The Cute and the Cool
The Cute and the Cool
Wondrous Innocence and Modern American Children's Culture
By Gary Cross
Oxford University Press, USA, Hardcover, 9780195156669, 272pp.
Publication Date: March 1, 2004
The twentieth century was, by any reckoning, the age of the child in America. Today, we pay homage at the altar of childhood, heaping endless goods on the young, reveling in memories of a more innocent time, and finding solace in the softly backlit memories of our earliest years. We are, the proclamation goes, just big kids at heart. And, accordingly, we delight in prolonging and inflating the childhood experiences of our offspring. In images of the naughty but nice Buster Brown and the coquettish but sweet Shirley Temple, Americans at mid-century offered up a fantastic world of treats, toys, and stories, creating a new image of the child as "cute." Holidays such as Christmas and Halloween became blockbuster affairs, vehicles to fuel the bedazzled and wondrous innocence of the adorable child. All this, Gary Cross illustrates, reflected the preoccupations of a more gentle and affluent culture, but it also served to liberate adults from their rational and often tedious worlds of work and responsibility. But trouble soon entered paradise. The "cute" turned into "cool" as children, following their parental example, embraced the gift of fantasy and unrestrained desire to rebel against the saccharine excesses of wondrous innocence in deliberate pursuit of the anti-cute. Movies, comic books, and video games beckoned to children with the allures of an often violent, sexualized, and increasingly harsh worldview. Unwitting and resistant accomplices to this commercial transformation of childhood, adults sought-over and over again, in repeated and predictable cycles-to rein in these threats in a largely futile jeremiad to preserve the old order. Thus, the cute child-deliberately manufactured and cultivated--has ironically fostered a profoundly troubled ambivalence toward youth and child rearing today. Expertly weaving his way through the cultural artifacts, commercial currents, and parenting anxieties of the previous century, Gary Cross offers a vibrant and entirely fresh portrait of the forces that have defined American childhood.

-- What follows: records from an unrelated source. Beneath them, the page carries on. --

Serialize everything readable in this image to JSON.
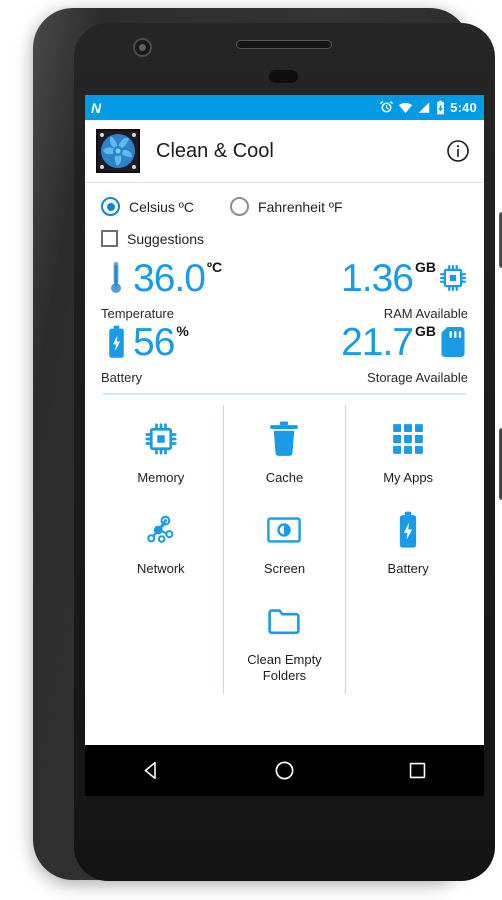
{
  "device": {
    "camera_icon": "front-camera",
    "speaker_icon": "earpiece-speaker",
    "sensor_icon": "proximity-sensor",
    "power_button": "power-button",
    "volume_button": "volume-button"
  },
  "status_bar": {
    "os_logo": "N",
    "time": "5:40",
    "icons": [
      "alarm-icon",
      "wifi-icon",
      "signal-icon",
      "battery-icon"
    ],
    "background_color": "#029ae5"
  },
  "app_bar": {
    "title": "Clean & Cool",
    "app_icon": "fan-icon",
    "info_icon": "info-icon"
  },
  "options": {
    "temperature_unit": {
      "celsius": {
        "label": "Celsius ºC",
        "selected": true
      },
      "fahrenheit": {
        "label": "Fahrenheit ºF",
        "selected": false
      }
    },
    "suggestions": {
      "label": "Suggestions",
      "checked": false
    }
  },
  "stats": [
    {
      "name": "temperature",
      "value": "36.0",
      "unit": "ºC",
      "label": "Temperature",
      "icon": "thermometer-icon",
      "align": "left"
    },
    {
      "name": "ram",
      "value": "1.36",
      "unit": "GB",
      "label": "RAM Available",
      "icon": "chip-icon",
      "align": "right"
    },
    {
      "name": "battery",
      "value": "56",
      "unit": "%",
      "label": "Battery",
      "icon": "battery-icon",
      "align": "left"
    },
    {
      "name": "storage",
      "value": "21.7",
      "unit": "GB",
      "label": "Storage Available",
      "icon": "sdcard-icon",
      "align": "right"
    }
  ],
  "actions": [
    {
      "label": "Memory",
      "icon": "chip-icon"
    },
    {
      "label": "Cache",
      "icon": "trash-icon"
    },
    {
      "label": "My Apps",
      "icon": "apps-grid-icon"
    },
    {
      "label": "Network",
      "icon": "network-nodes-icon"
    },
    {
      "label": "Screen",
      "icon": "brightness-icon"
    },
    {
      "label": "Battery",
      "icon": "battery-icon"
    },
    {
      "label": "Clean Empty Folders",
      "icon": "folder-icon"
    }
  ],
  "nav_bar": {
    "back": "back-triangle-icon",
    "home": "home-circle-icon",
    "recents": "recents-square-icon"
  },
  "colors": {
    "accent_blue": "#1b9ae6",
    "status_bar_blue": "#029ae5",
    "divider_blue": "#b9dcf5",
    "text_dark": "#1f1f1f"
  }
}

About the Author
Author of An All-Consuming Century: Why Commercialism Won in Modern America, Kids' Stuff: Toys and the Changing World of American Childhood, and seven other books relating to the history of modern society, Gary Cross is a Distinguished Professor of Modern History at the Pennsylvania State University.